Second, every monad aims to imitate God but in a unique way. The hunger to imitate focuses on God directly while the hunger to be unique focuses on the other monads, as they are reflected in God. The monad projects itself into the community of created monads in order to play a certain role vis-à-vis the other monads in that community.

God is both the primordial essences that define him and the created monads that are reflected in him; in God essence and existence are one. Therefore, a monad’s projection of itself into the community of monads, and its contribution of a contrast, is the same thing as that monad’s perception of those other monads along with God’s primordial essences. The monad’s contribution of a functional contrast is ontologically equivalent to the monad’s conformation to God’s values (essences). Projection of a contrast into the world is the objective expression of subjective conformation to God’s values.

In the New Testament, the Letter of James puts it this way: “Religion that is pure and undefiled before God and the Father is this: to care for orphans and widows.” (Jas. 1: 27)

Further, the monad’s appetitions influence its perceptive selections just as much as the monad’s perceptions help form and define its appetitions. We can learn everything there is to know about a monad simply by focusing on the dialectic that occurs between those perceptions and those appetitions.

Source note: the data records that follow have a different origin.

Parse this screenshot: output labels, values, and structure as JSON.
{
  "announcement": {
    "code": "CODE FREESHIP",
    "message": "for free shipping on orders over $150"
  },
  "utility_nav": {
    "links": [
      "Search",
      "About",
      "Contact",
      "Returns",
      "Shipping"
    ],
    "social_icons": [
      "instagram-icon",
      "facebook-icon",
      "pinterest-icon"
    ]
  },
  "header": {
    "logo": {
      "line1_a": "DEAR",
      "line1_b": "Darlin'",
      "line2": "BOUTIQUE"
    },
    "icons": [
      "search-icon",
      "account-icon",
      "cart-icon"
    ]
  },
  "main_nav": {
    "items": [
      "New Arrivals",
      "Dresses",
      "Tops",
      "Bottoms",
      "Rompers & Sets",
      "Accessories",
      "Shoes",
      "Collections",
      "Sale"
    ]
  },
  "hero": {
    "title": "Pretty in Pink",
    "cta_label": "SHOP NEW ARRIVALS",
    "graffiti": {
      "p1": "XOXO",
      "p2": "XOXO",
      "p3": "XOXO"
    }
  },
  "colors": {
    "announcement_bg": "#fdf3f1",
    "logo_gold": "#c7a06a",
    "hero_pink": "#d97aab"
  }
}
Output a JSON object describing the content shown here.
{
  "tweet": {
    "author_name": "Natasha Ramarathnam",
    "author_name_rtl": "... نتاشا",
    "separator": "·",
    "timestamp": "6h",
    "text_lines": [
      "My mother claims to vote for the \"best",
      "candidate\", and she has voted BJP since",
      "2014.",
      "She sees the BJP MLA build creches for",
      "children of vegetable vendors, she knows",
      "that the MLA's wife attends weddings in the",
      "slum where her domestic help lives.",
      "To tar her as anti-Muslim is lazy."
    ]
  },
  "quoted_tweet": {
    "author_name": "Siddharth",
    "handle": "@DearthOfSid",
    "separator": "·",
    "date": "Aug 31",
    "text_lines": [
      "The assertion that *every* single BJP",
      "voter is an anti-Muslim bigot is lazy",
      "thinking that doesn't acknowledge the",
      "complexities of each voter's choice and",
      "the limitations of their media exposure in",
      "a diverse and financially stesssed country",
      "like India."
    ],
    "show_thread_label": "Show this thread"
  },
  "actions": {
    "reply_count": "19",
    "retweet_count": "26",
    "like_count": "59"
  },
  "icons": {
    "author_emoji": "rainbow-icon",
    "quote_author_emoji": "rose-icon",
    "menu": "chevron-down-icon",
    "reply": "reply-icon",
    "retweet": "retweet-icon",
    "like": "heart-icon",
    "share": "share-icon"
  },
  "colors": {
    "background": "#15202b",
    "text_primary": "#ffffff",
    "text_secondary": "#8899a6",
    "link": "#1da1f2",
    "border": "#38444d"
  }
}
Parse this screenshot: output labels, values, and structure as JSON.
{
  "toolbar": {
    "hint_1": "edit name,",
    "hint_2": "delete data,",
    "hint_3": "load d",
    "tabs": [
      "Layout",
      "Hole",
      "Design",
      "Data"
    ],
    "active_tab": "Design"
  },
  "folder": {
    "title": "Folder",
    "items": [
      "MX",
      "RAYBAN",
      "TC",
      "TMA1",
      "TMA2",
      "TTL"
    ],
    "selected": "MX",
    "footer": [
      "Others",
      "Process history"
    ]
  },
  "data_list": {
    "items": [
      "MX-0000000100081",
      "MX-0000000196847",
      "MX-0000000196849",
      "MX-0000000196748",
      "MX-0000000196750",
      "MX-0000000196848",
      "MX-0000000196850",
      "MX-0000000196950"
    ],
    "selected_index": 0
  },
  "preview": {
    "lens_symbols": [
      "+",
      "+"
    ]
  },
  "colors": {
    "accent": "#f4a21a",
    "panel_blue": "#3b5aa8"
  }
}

Tracing their dance of mutual modification is equivalent to articulating either the perceptions or the appetitions completely.

Finally, we know that through God’s agency, monads are adjusted to other monads. Since a monad consists only of perceptions and appetitions, these adjustments must be reflected in those perceptions and appetitions…and nowhere else. Therefore, describing a monad in terms of the modifications it undergoes with respect to external monads is equivalent to describing the internal influence of perceptions and appetitions on one another.

The life of a monad is pretty amazing. On the one hand, it is a reflection of God and of Universe. It comes from God and returns to God. Yet it is spontaneous (free) and self-sufficient and thinks for itself. While it is in the perpetual process of change, everything it ever was, everything it might have been, everything it is, and everything it might become is present in it at all times. It exists eternally or at least co-extensively with Universe.

On the other hand, it is massively self-referential. Its perceptions, its objectives, its process of internal modification and its process of external modification all turn out to be are one and the same thing.

It turns out that there are two paths to God and, no surprise, they are ultimately equivalent. The essences that inhere in God and are primordially valued by God are God. The set of created monads, once completely harmonized with one another, also constitutes God.

 Alfred North Whitehead (above) owes much of his cosmology to Leibniz. According to Whitehead, God consists of a Primordial Nature (essences…and their valuations) and a Consequent Nature (existences…and their harmonized contrasts). In the end thought, there is but one God, understood conceptually through essences but physically through realized contrasts.

Remarkably, Leibniz discovered these principles 300 years before Whitehead!